Connect Americans Now (CAN): Key Questions for FCC Nominee on Broadband Innovation and Tackling the Digital Divide Ahead of Senate Hearing
November 9, 2020
Contact: Jon Conradi
Letter to U.S. Senate Committee on Commerce Highlights Positive Progress Under Current Commission and Critical Solutions to Close the Broadband Gap
Washington, D.C. – Connect Americans Now (CAN) sent
a letter Monday to the Chairman and Ranking Member of the U.S. Senate Committee
on Commerce, Science and Transportation ahead of the Commission’s scheduled
hearing on November 10, 2020 to consider a nominee to the Federal
Communications Commission (FCC). The letter outlines a number of key policy

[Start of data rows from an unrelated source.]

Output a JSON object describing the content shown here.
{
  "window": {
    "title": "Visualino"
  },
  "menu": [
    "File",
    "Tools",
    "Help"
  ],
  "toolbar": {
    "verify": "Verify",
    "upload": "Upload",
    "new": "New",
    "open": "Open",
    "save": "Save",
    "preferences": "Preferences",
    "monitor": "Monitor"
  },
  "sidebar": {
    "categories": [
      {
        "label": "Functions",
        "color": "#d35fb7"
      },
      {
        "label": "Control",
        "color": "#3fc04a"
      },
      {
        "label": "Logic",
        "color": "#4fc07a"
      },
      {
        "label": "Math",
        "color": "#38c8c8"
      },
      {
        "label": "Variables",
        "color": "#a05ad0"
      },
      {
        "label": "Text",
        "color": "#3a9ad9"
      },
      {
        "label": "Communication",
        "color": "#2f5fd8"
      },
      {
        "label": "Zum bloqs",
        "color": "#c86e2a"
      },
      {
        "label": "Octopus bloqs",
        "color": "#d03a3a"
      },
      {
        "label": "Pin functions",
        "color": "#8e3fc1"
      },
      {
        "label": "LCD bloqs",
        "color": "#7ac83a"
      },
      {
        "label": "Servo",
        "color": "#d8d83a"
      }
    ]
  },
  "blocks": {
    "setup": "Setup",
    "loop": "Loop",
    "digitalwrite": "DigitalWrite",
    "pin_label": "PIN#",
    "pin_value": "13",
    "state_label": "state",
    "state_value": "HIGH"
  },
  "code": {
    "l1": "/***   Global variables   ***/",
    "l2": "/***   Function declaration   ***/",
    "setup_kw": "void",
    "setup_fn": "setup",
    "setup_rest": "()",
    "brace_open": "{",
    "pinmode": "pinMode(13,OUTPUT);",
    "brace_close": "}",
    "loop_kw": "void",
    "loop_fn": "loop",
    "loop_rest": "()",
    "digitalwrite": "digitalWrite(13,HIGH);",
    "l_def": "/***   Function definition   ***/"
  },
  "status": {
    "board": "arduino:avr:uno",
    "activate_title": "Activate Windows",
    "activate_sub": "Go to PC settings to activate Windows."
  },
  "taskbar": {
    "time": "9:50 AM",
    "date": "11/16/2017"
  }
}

considerations and key questions pertaining to broadband connectivity and
tackling the digital divide.
“In the 21st
century economy, classroom and health care setting, broadband connectivity is
as essential as electricity or water. Yet, too many Americans remain stuck
behind the digital divide without access to broadband internet or without the
means to afford reliable service,” the letter states. “The Federal
Communications Commission (FCC) plays a critical role in implementing policies
to bridge the digital divide.”
“In recent years,
the FCC has taken commendable steps to address the broadband gap, including by:
Maximizing spectrum resources and clearing regulatory barriers to innovative
solutions like TV white space (TVWS); Advancing the Rural Digital Opportunity
Fund (RDOF) to direct $20.4 billion over ten years to finance broadband network
deployment in unserved areas; Implementing targeted programs established by
Congress to address known challenges like access to telehealth through the
Connected Care Pilot and COVID-19 Telehealth Program; Protecting Americans’
connectivity during the pandemic by issuing the Keep Americans Connected Pledge,”
the letter continues. “The confirmation of members of the Commission who share
a commitment to maximizing spectrum resources, including licensed and
unlicensed applications, clearing regulatory barriers to innovation, fixing the
nation’s mapping data on the digital divide and administering deployment
funding guided by key principles, including neutrality toward technology,
safeguards against overbuilding and rapid and cost-effective deployment, is of
Read the full letter HERE.
Key questions for
FCC nominee Nathan Simington outlined in the letter include:
- During its October 27, 2020 Open Meeting, the FCC unanimously voted to adopt a Report and Order to update rules regarding TV white space technology. TV white spaces are unused spectrum in the UHF television bands that are particularly well adapted to broadband deployments in rural areas. This powerful bandwidth enables wireless signals to travel over hills and through buildings and trees, making TVWS particularly well-suited for areas of low population density and challenging topographies.
- Do you support the adopted Report and Order on TVWS?
- As a Commissioner, what will you do to ensure these rules are implemented as soon as possible and to continue to support the realization of the full potential of this innovative technology as a solution to expand connectivity?
- What are the next steps the FCC should take to ensure there is adequate spectrum available to support the use of TVWS technology to enhance the reach and cost-effectiveness of broadband deployments?
- The most cost-effective approach to closing the digital divide in America involves a combination of “wired” and “wireless” technologies, including fiber-based technologies and terrestrial and satellite fixed and mobile wireless technologies, leveraging a range of frequencies. A study conducted by Boston Consulting Group found a hybrid network approach to closing the digital divide, leveraging every solution in the nation’s toolkit, can reduce the cost by as much as 80 percent.
- Do you believe funding mechanisms for broadband deployments and technology should be strictly technology-neutral and why?
- The FCC has made positive steps in recent years to maximize spectrum resources and clear regulatory barriers to innovation. In addition to the recent Report and Order on TVWS, the FCC has moved forward with plans to update rules surrounding the 6 GHz band and voted to make a portion of the 5.9 GHz band available for unlicensed broadband applications.
- How can the FCC build upon these steps to ensure adequate licensed and unlicensed spectrum resources are utilized to help eliminate the digital divide and in what bands do you see the potential for further action to support broadband innovation and connectivity?
- More precise broadband maps to accurately measure the full scale of the digital divide will better direct public and private investments in broadband deployments. There is bipartisan consensus in Congress and at the FCC that the current FCC broadband data maps are inaccurate. Earlier this year, Congress passed on a bipartisan basis and President Trump signed into law the Broadband DATA Act which will help more accurately measure the full scale of the digital divide through improved mapping data.
- As Commissioner, what steps would you take to ensure the full implementation of this bill and what barriers do you see to its swift implementation?
- What is your level of priority for eliminating the digital divide and what core principles would guide your approach to the issue of expanding broadband connectivity for unserved and underserved Americans?